The company targets a 20% plus return on loans.
Many LARGE buyers are losing out on portfolios (multifamily, hospitality) and there appears to be a bidding frenzy going on for top tier assets and loans.
Large companies have a lot of money to put out. Some fund managers need to get it back if not put out.
Roanoke is competing with people all over the country for smaller portfolio of loans.
So, will there be a tsunami of bad loans and property in the near future?
It won’t happen since FDIC is extending out the recovery. Since they cannot currently cover losses, this process could extend out another 5-10 years.
Peter O’Kane and others, are afraid the U.S. will experience a “lost decade” just like Japan did in the 1990s.
No one can pick up any momentum since there are no current or relevant valuations.
The good news is there is a lot of capital. However, many cannot see a clear path so they do nothing and there doesn’t appear to be clear vision by the Federal government.
VERY cloudy out there.
“A crisis is a terrible thing to waste”
Roanoke starting operating about a year ago.

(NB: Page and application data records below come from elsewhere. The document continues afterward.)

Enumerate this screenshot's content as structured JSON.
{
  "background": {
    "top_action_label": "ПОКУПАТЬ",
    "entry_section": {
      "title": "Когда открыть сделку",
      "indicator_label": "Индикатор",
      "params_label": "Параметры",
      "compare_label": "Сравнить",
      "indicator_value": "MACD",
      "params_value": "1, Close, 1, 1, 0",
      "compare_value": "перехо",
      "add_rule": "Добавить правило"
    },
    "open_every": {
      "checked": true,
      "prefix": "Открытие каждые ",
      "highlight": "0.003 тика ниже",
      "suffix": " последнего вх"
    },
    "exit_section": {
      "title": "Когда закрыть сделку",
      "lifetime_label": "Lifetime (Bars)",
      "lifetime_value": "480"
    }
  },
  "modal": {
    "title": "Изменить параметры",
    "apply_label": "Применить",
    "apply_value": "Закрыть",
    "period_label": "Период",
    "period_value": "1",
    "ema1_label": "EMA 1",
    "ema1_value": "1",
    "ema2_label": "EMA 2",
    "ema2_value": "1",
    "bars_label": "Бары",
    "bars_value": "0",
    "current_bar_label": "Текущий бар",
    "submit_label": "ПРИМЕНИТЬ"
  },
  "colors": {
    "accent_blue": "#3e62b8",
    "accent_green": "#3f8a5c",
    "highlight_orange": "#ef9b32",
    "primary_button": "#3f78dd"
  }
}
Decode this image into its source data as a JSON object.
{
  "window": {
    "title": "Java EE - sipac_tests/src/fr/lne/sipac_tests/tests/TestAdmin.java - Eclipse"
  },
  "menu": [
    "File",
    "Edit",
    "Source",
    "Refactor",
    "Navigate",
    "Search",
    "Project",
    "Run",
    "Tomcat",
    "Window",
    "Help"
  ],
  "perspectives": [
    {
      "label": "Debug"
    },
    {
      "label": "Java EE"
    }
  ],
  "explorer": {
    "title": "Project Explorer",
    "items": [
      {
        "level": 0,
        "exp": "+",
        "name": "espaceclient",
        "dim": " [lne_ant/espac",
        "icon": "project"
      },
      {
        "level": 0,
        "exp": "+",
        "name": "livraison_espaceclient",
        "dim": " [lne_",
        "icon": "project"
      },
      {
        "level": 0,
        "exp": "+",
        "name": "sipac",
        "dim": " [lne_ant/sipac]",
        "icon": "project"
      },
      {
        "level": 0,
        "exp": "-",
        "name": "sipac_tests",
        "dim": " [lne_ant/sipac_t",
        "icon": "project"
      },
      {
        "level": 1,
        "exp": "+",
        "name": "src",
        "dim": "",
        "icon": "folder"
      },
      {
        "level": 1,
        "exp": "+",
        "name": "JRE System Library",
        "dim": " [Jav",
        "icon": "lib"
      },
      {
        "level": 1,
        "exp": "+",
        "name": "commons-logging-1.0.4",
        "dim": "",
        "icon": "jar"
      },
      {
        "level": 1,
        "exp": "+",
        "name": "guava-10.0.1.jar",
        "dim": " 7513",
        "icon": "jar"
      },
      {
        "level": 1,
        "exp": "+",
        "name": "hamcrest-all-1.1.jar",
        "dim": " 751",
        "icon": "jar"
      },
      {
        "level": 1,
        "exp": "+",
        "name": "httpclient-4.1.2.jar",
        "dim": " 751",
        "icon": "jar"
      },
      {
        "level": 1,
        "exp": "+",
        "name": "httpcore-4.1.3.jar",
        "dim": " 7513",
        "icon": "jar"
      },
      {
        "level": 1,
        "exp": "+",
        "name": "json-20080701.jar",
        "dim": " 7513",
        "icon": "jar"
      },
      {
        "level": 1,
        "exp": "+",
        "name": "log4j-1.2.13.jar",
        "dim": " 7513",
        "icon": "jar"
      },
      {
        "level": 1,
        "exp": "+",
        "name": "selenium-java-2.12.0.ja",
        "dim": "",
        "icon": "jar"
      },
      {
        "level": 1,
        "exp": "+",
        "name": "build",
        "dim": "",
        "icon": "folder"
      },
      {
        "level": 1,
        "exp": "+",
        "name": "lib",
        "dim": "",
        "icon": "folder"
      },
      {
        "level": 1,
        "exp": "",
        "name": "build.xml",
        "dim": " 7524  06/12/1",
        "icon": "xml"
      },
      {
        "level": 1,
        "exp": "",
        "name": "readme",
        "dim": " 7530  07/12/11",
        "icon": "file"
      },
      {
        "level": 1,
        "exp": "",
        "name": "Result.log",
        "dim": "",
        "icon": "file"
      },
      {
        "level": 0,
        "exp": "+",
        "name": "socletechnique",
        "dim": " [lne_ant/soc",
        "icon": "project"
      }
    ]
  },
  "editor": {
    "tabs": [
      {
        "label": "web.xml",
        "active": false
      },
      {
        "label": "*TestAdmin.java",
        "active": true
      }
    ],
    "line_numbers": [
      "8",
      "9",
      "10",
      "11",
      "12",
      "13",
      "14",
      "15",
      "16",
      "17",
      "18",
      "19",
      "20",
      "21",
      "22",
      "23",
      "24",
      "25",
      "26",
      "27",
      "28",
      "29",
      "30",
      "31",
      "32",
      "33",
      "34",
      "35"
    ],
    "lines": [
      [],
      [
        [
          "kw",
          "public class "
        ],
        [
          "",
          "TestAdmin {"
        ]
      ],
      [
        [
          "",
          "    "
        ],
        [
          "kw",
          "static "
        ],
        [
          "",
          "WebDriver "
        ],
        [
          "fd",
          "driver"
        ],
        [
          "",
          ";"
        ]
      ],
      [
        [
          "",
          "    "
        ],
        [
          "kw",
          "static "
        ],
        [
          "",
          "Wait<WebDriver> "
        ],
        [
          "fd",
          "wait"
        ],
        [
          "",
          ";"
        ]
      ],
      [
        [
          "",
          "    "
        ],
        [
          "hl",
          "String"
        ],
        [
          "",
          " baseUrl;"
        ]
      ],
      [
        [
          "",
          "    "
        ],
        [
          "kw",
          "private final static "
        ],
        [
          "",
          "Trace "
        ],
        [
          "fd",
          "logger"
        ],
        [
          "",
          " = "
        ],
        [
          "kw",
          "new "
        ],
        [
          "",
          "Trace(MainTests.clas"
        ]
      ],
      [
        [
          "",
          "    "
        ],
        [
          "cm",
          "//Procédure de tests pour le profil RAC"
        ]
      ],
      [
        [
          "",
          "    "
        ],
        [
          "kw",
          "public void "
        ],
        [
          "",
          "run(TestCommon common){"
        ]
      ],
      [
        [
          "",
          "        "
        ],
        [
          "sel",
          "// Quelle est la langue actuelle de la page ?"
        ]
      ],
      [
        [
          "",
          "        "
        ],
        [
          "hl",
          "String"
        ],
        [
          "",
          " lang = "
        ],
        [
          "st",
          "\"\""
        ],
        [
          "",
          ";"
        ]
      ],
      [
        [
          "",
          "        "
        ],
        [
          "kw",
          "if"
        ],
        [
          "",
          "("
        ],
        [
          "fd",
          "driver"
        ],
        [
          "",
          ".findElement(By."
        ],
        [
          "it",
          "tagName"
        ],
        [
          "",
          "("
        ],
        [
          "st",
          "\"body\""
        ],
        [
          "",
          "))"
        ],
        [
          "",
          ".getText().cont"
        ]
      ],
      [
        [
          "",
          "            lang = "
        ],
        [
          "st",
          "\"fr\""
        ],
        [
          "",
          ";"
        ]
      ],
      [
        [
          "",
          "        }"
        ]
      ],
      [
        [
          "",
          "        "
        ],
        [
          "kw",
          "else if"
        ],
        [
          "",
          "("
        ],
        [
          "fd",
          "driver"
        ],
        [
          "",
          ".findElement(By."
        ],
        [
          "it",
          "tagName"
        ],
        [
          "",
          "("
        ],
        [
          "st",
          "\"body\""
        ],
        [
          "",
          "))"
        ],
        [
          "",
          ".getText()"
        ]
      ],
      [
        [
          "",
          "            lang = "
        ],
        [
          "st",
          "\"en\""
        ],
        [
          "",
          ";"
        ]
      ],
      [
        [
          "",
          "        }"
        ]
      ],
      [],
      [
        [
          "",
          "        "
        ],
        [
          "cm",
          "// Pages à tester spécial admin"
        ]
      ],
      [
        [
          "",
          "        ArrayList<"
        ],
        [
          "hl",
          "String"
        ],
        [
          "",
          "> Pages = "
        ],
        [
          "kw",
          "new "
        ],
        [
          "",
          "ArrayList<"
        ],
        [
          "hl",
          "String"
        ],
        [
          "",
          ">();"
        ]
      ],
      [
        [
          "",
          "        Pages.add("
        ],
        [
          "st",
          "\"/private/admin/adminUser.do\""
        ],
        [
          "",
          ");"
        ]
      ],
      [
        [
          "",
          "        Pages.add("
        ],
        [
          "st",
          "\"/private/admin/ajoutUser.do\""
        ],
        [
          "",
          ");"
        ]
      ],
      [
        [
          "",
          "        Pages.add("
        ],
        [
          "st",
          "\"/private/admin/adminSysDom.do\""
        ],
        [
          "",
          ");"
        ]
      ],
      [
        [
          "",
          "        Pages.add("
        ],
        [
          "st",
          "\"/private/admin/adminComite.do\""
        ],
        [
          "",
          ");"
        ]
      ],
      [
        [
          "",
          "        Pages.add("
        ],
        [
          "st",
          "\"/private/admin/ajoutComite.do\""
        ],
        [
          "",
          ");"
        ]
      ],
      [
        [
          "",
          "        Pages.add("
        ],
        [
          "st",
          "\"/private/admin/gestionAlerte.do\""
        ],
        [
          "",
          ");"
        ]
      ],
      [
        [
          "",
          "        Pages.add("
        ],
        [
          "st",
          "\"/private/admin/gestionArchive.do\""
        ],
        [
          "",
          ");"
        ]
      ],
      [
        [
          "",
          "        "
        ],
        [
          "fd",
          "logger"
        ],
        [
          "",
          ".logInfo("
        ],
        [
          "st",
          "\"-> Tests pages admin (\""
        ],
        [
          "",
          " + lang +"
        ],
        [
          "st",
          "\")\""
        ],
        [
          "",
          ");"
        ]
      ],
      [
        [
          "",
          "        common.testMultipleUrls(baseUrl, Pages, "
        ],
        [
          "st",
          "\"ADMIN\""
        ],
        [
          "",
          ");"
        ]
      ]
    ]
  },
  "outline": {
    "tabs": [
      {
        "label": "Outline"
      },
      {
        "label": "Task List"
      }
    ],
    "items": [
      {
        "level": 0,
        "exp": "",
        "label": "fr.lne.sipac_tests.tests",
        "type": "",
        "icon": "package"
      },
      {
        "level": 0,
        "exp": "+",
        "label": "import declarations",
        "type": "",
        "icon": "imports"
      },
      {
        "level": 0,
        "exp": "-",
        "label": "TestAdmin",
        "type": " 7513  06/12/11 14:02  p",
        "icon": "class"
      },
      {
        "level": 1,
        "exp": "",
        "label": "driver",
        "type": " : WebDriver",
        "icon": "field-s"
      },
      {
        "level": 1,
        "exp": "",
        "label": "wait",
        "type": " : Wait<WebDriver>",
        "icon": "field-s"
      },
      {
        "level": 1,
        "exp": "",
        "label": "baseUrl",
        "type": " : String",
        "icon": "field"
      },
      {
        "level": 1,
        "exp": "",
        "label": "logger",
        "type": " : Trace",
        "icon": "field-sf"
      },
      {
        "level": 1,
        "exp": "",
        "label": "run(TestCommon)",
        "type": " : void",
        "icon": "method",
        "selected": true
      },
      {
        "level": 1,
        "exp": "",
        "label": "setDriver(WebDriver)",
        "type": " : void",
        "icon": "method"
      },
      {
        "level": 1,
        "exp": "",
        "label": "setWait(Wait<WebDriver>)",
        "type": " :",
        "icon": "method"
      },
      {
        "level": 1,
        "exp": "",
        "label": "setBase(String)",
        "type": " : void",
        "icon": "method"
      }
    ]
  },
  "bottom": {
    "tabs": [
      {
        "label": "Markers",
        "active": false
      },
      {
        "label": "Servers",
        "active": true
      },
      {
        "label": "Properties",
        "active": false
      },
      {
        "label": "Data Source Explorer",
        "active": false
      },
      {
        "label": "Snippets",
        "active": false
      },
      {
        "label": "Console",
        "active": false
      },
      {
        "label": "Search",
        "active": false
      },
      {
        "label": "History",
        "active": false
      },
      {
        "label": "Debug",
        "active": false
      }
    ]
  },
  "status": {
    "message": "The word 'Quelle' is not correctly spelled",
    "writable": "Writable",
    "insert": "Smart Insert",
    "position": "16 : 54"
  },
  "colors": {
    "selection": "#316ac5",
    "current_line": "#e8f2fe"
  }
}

They describe themselves as a boutique loan acquisition and servicing firm. An opportunistic firm looking to make above average returns due to the banking crisis. They look for smaller portfolios … the ones the large firms often ignore.
To them it’s not about finding perfect apartment building in perfect location. It’s not about finding the perfect asset at a perfect price.
They would rather buy at 30 cents on a dollar in a third tier city. Their philosophy is that if you buy an asset at a great price then it is hard to go wrong. Any kind of asset at the “right” price.
“There is no bad asset there is just a bad price”
Their downside … get our money back.
The firm caters to high net worth investor and smaller investment firms.
When they buy loans they are not looking to foreclose. Their preference is to work out arrangement with borrower.
Property types – multifamily is still trading at fairly high prices.
They use an intelligent approach to finding good assets.
In closing, everyone believes we are not going back to the way things were. There is truly a shift going on. Debt game is changing. Commercial real estate market will be different in the next ten years.
Most firms are going back to Business 101. Concentrate on how the property is doing right now. Don’t buy hoping that cap rates will fall in the future.
Posted by Scott R. Lodde